Her words come ahead of the late spring bank holiday on Monday 31 May, and health and care services asking people to use the right service during the long weekend.
People are reminded that their own GP is the best first port of call but when their own GP is not open and it’s urgent – but not an emergency – or you simply don’t know what type of care you need, it’s best to call 111 or visit 111.nhs.uk.
Amber, 3, who suffers from severe ongoing croup, had been home from hospital less than 24 hours after suffering such a bad attack that she started choking, couldn’t breathe and her lips turned blue.
Katherine, 39, said, she and her husband John, were both terrified.
The mum-of-five said: “It was the worst attack we’d ever seen. We dialled for an ambulance who arrived in 6 minutes and she was given an inhaler and steroids and took her to the hospital. It was very scary, and we were panicking.”
Paramedics were able to treat Amber at her home but because of her young age took her to Royal Cornwall Hospital for a precautionary check by the hospital’s paediatric team.
At the hospital it was discovered that little Amber had also suffered an asthma attack alongside the croup, which had caused such a severe attack.
She was given a thorough check-up and monitored before little Amber was well enough to leave the hospital.

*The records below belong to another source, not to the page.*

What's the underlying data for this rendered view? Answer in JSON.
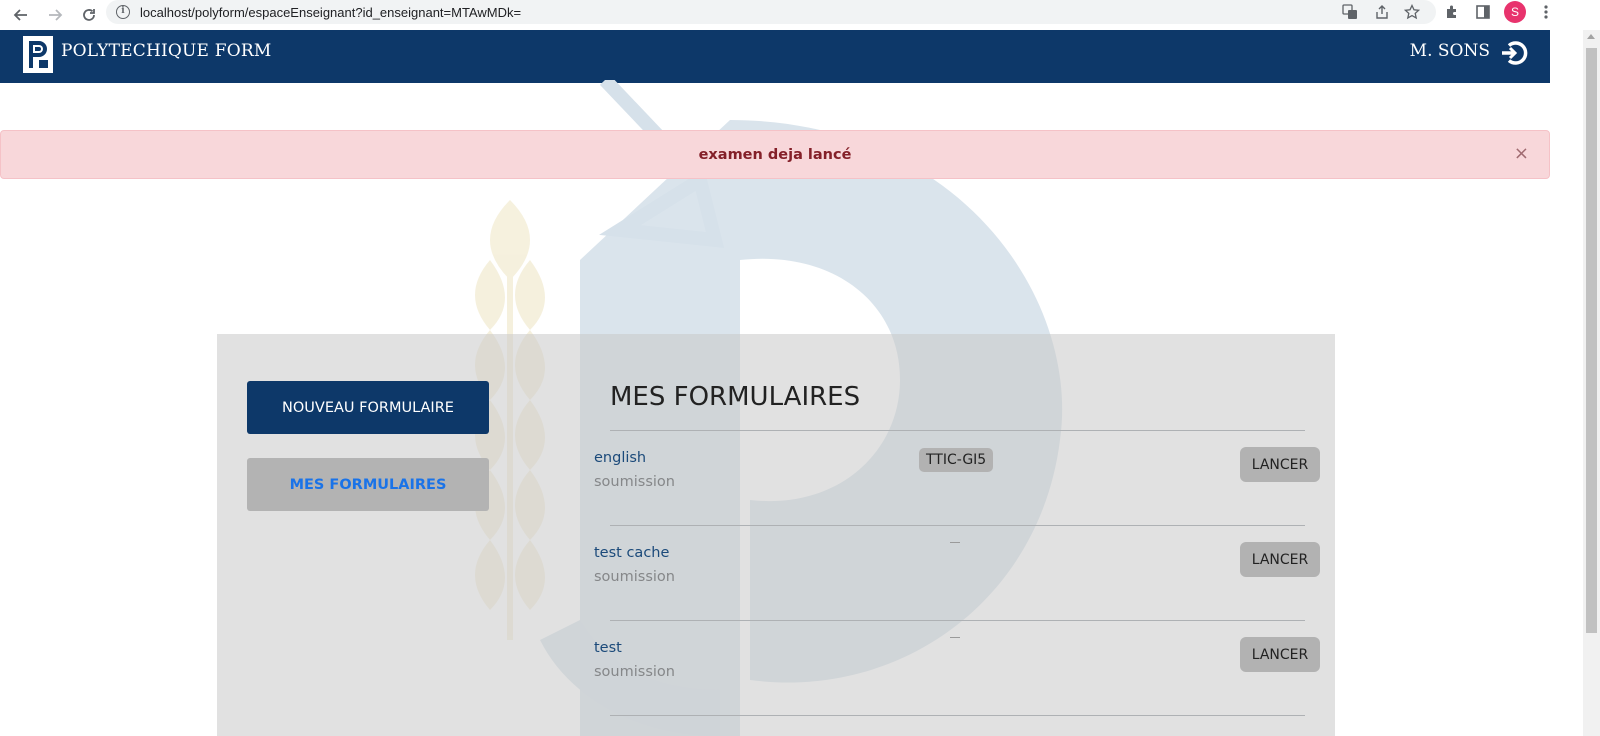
{
  "browser": {
    "url": "localhost/polyform/espaceEnseignant?id_enseignant=MTAwMDk=",
    "avatar_letter": "S"
  },
  "header": {
    "brand": "POLYTECHIQUE FORM",
    "user_name": "M. SONS",
    "bg_color": "#0d3869"
  },
  "alert": {
    "message": "examen deja lancé",
    "close": "×"
  },
  "sidebar": {
    "new_form_label": "NOUVEAU FORMULAIRE",
    "my_forms_label": "MES FORMULAIRES"
  },
  "main": {
    "title": "MES FORMULAIRES",
    "forms": [
      {
        "name": "english",
        "status": "soumission",
        "class_tag": "TTIC-GI5",
        "action": "LANCER"
      },
      {
        "name": "test cache",
        "status": "soumission",
        "class_tag": "",
        "action": "LANCER"
      },
      {
        "name": "test",
        "status": "soumission",
        "class_tag": "",
        "action": "LANCER"
      }
    ]
  }
}
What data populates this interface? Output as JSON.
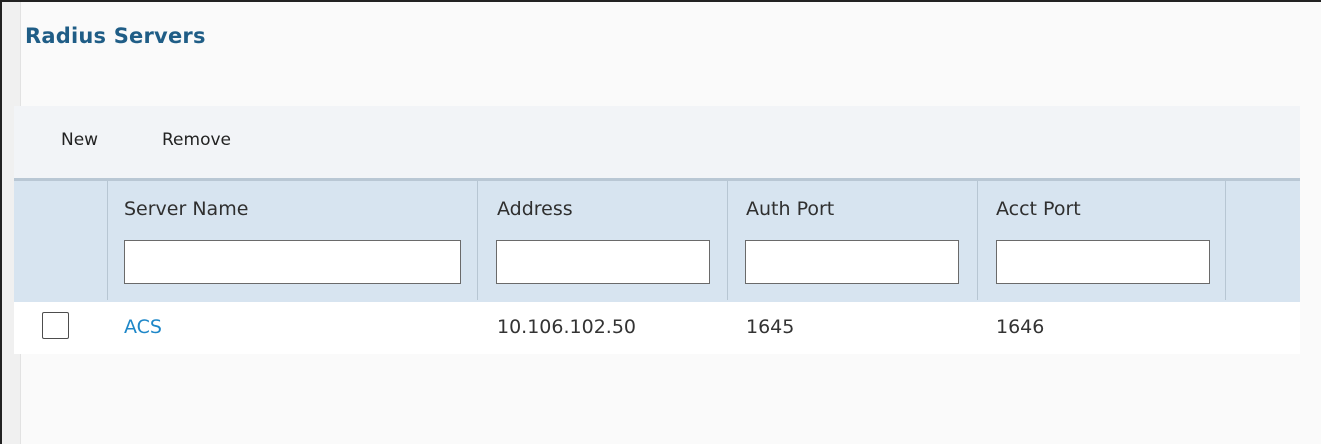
{
  "page": {
    "title": "Radius Servers"
  },
  "toolbar": {
    "new_label": "New",
    "remove_label": "Remove"
  },
  "table": {
    "columns": [
      "Server Name",
      "Address",
      "Auth Port",
      "Acct Port"
    ],
    "filters": [
      "",
      "",
      "",
      ""
    ],
    "rows": [
      {
        "checked": false,
        "server_name": "ACS",
        "address": "10.106.102.50",
        "auth_port": "1645",
        "acct_port": "1646"
      }
    ]
  },
  "colors": {
    "title": "#1f5d86",
    "link": "#1e87c8",
    "header_bg": "#d7e4f0",
    "toolbar_bg": "#f2f4f7"
  }
}
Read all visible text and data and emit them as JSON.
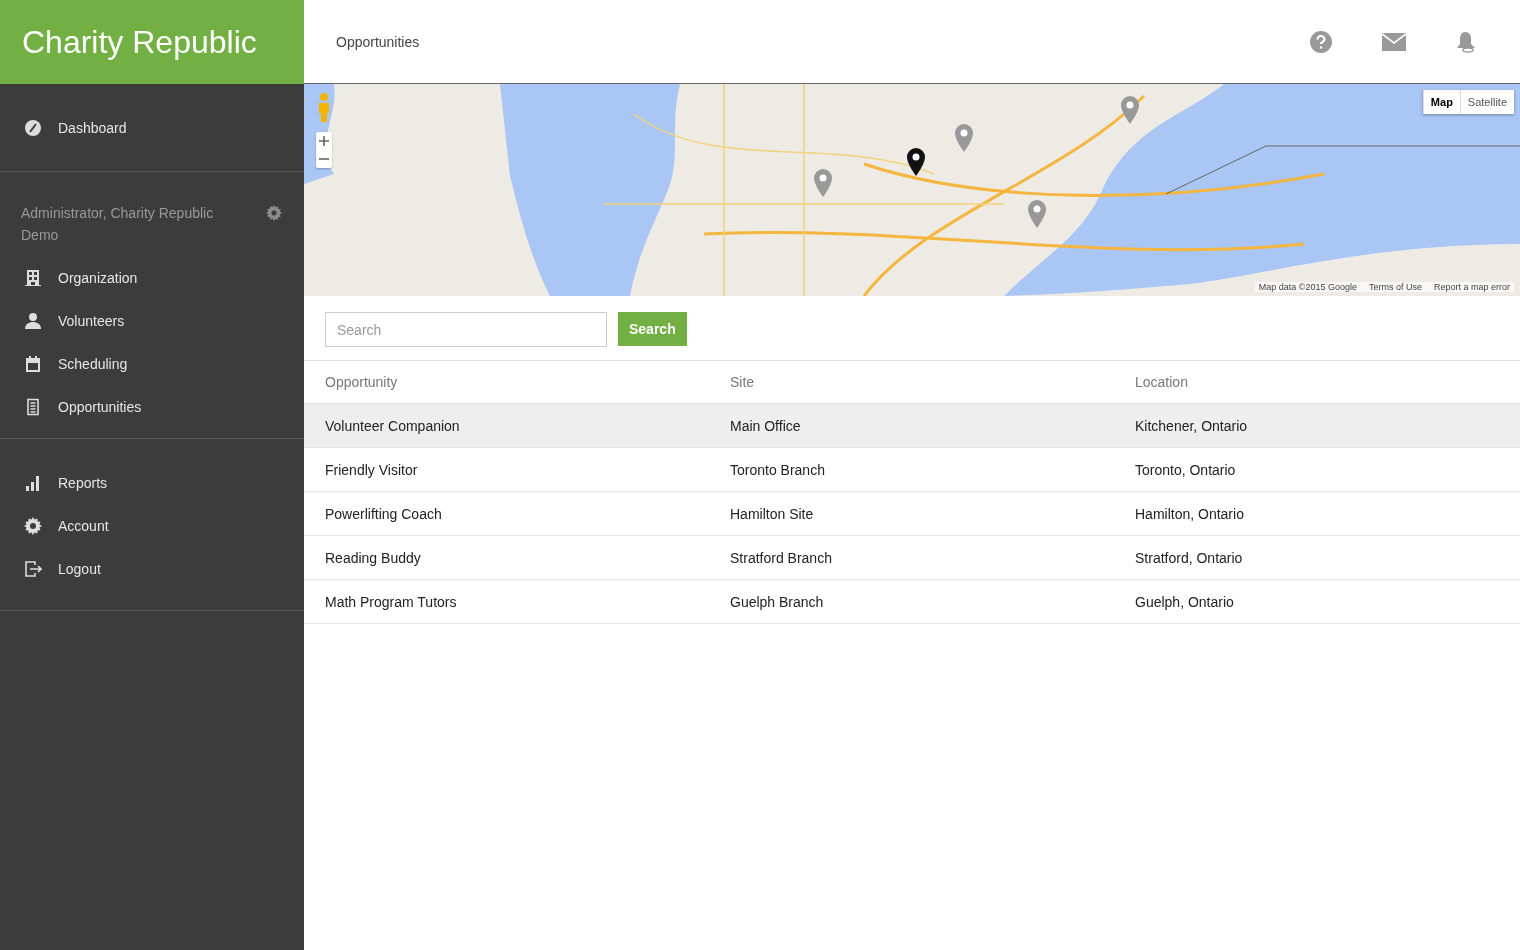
{
  "brand": "Charity Republic",
  "header": {
    "title": "Opportunities"
  },
  "sidebar": {
    "sections": [
      {
        "items": [
          {
            "label": "Dashboard",
            "kind": "dashboard"
          }
        ]
      },
      {
        "user": "Administrator, Charity Republic Demo",
        "items": [
          {
            "label": "Organization",
            "kind": "building"
          },
          {
            "label": "Volunteers",
            "kind": "person"
          },
          {
            "label": "Scheduling",
            "kind": "calendar"
          },
          {
            "label": "Opportunities",
            "kind": "list"
          }
        ]
      },
      {
        "items": [
          {
            "label": "Reports",
            "kind": "chart"
          },
          {
            "label": "Account",
            "kind": "gear"
          },
          {
            "label": "Logout",
            "kind": "logout"
          }
        ]
      }
    ]
  },
  "map": {
    "types": [
      {
        "label": "Map",
        "selected": true
      },
      {
        "label": "Satellite",
        "selected": false
      }
    ],
    "attribution": [
      "Map data ©2015 Google",
      "Terms of Use",
      "Report a map error"
    ]
  },
  "search": {
    "placeholder": "Search",
    "button": "Search"
  },
  "table": {
    "columns": [
      "Opportunity",
      "Site",
      "Location"
    ],
    "rows": [
      {
        "selected": true,
        "cells": [
          "Volunteer Companion",
          "Main Office",
          "Kitchener, Ontario"
        ]
      },
      {
        "selected": false,
        "cells": [
          "Friendly Visitor",
          "Toronto Branch",
          "Toronto, Ontario"
        ]
      },
      {
        "selected": false,
        "cells": [
          "Powerlifting Coach",
          "Hamilton Site",
          "Hamilton, Ontario"
        ]
      },
      {
        "selected": false,
        "cells": [
          "Reading Buddy",
          "Stratford Branch",
          "Stratford, Ontario"
        ]
      },
      {
        "selected": false,
        "cells": [
          "Math Program Tutors",
          "Guelph Branch",
          "Guelph, Ontario"
        ]
      }
    ]
  }
}
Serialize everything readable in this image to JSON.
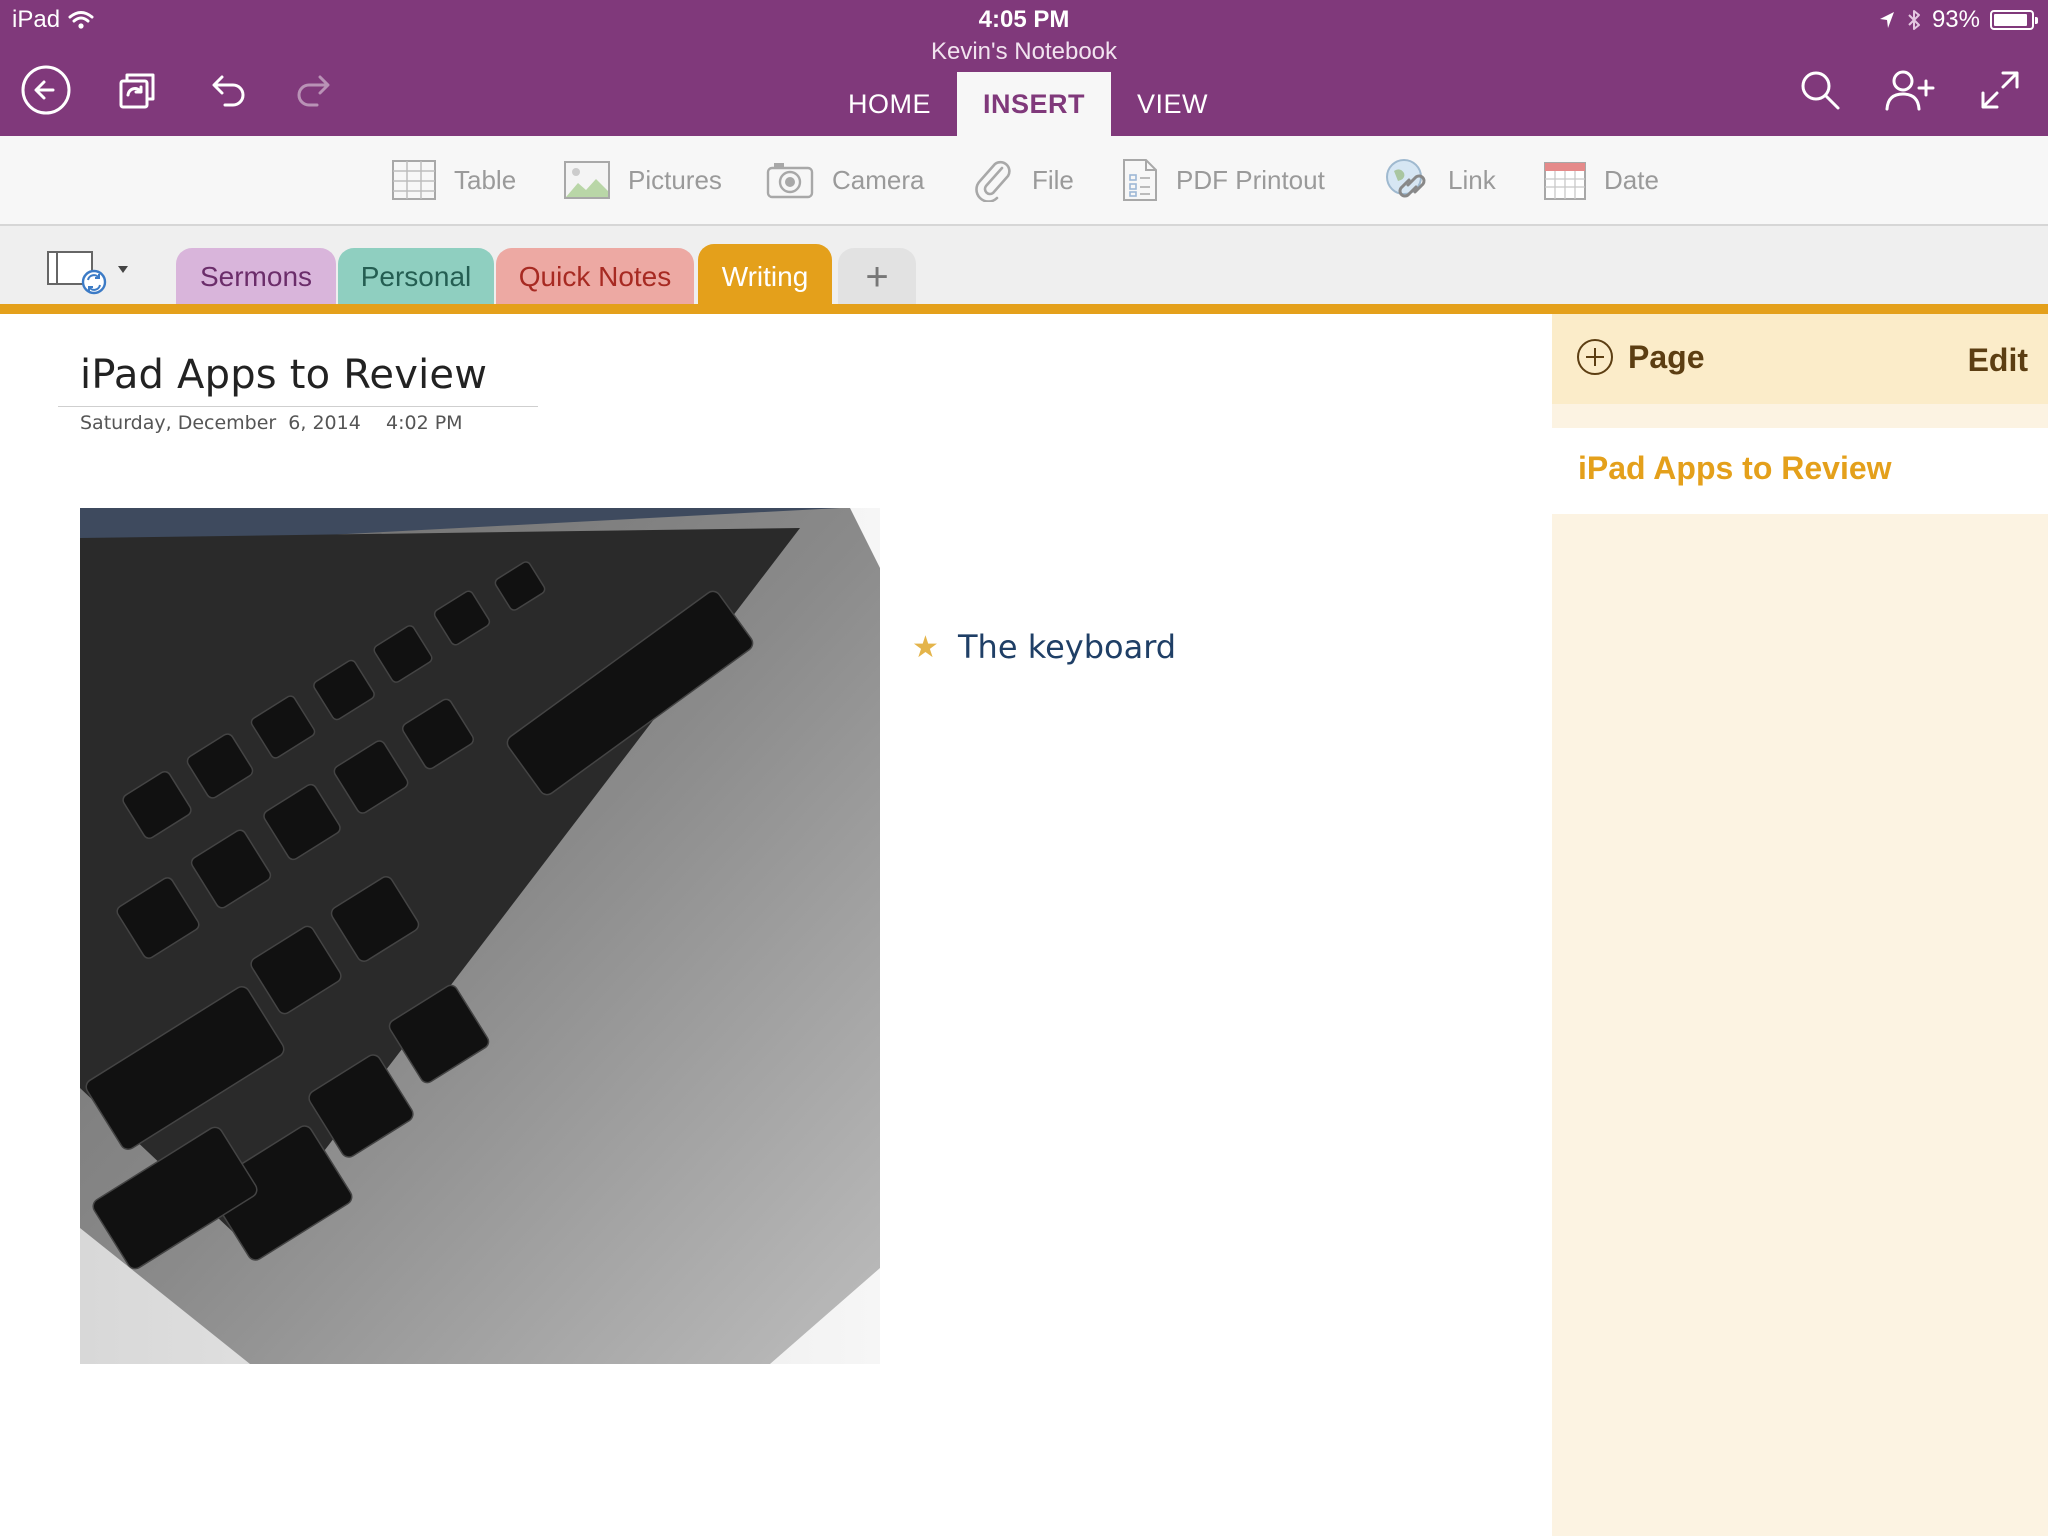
{
  "status_bar": {
    "device": "iPad",
    "time": "4:05 PM",
    "battery": "93%",
    "battery_level": 0.93
  },
  "notebook_title": "Kevin's Notebook",
  "header_icons": [
    "back-icon",
    "sync-icon",
    "undo-icon",
    "redo-icon",
    "search-icon",
    "share-icon",
    "fullscreen-icon"
  ],
  "ribbon_tabs": [
    {
      "label": "HOME",
      "active": false
    },
    {
      "label": "INSERT",
      "active": true
    },
    {
      "label": "VIEW",
      "active": false
    }
  ],
  "toolbar": {
    "table": "Table",
    "pictures": "Pictures",
    "camera": "Camera",
    "file": "File",
    "pdf": "PDF Printout",
    "link": "Link",
    "date": "Date"
  },
  "sections": [
    {
      "label": "Sermons",
      "color": "#D9B5DB"
    },
    {
      "label": "Personal",
      "color": "#8FCFC0"
    },
    {
      "label": "Quick Notes",
      "color": "#EDA9A3"
    },
    {
      "label": "Writing",
      "color": "#E4A01B",
      "active": true
    }
  ],
  "add_section": "+",
  "page": {
    "title": "iPad Apps to Review",
    "date": "Saturday, December  6, 2014",
    "time": "4:02 PM",
    "note": "The keyboard"
  },
  "page_panel": {
    "add_label": "Page",
    "edit_label": "Edit",
    "pages": [
      "iPad Apps to Review"
    ]
  },
  "colors": {
    "header": "#80397B",
    "accent": "#E4A01B"
  }
}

But back home, Katherine said the events of the previous night continued to play on her mind and Amber still didn’t seem quite her usual self.
She said: “Normally she gets her bounce back after she has had the steroids but this time that didn’t happen. I began to panic and started to go through what if it happened to Amber again and how we might not be so lucky the second time. I was extremely scared.”
Katherine, who works at Royal Cornwall Hospital, Treliske, dialled 111 and “an absolute angel” called Katie, a 111 clinician, called her back.
“Myself and John was so worried about Amber and if it hadn’t been for Katie and the whole of the 111 team, I would not have made it through the night and driven her straight to the emergency, even if had meant I had to sit in the car park all night.
“They saved an admission when the emergency department is so busy.”
Katherine admitted she was “very emotional” when she spoke to Katie.
“Katie was absolutely brilliant; she was calm, took me through all the scenarios and each point step by step but without the feeling that I was being spoken down to. Katie was relatable and supportive.”
Amber’s condition means that she regularly receives a prescribed medication through her doctor, which the family had run out of.
“Katie was very appropriate and sought the correct advice from another clinician before arranging the prescription.”
The 111 clinician even went the extra mile and tried to arrange for a smaller dose to make it easier for Amber to take the medication.
And when it wasn’t available, took a further call from Katherine with less than an hour before the pharmacies closed and organised for another prescription to be sent to a different pharmacy immediately.
She added: “I am really glad to have spoken to Katie and the 111 team, they were able to provide the reassurance, clarity and medication, which meant I felt our daughter could remain safely at home without needing hospital care.”
Visit 111.nhs.uk or call 111 any time, day or night, if it’s an urgent, but not life-threatening condition such as a fractured bone, sprains, and burns, or when your GP surgery is closed, and you cannot wait until it re-opens.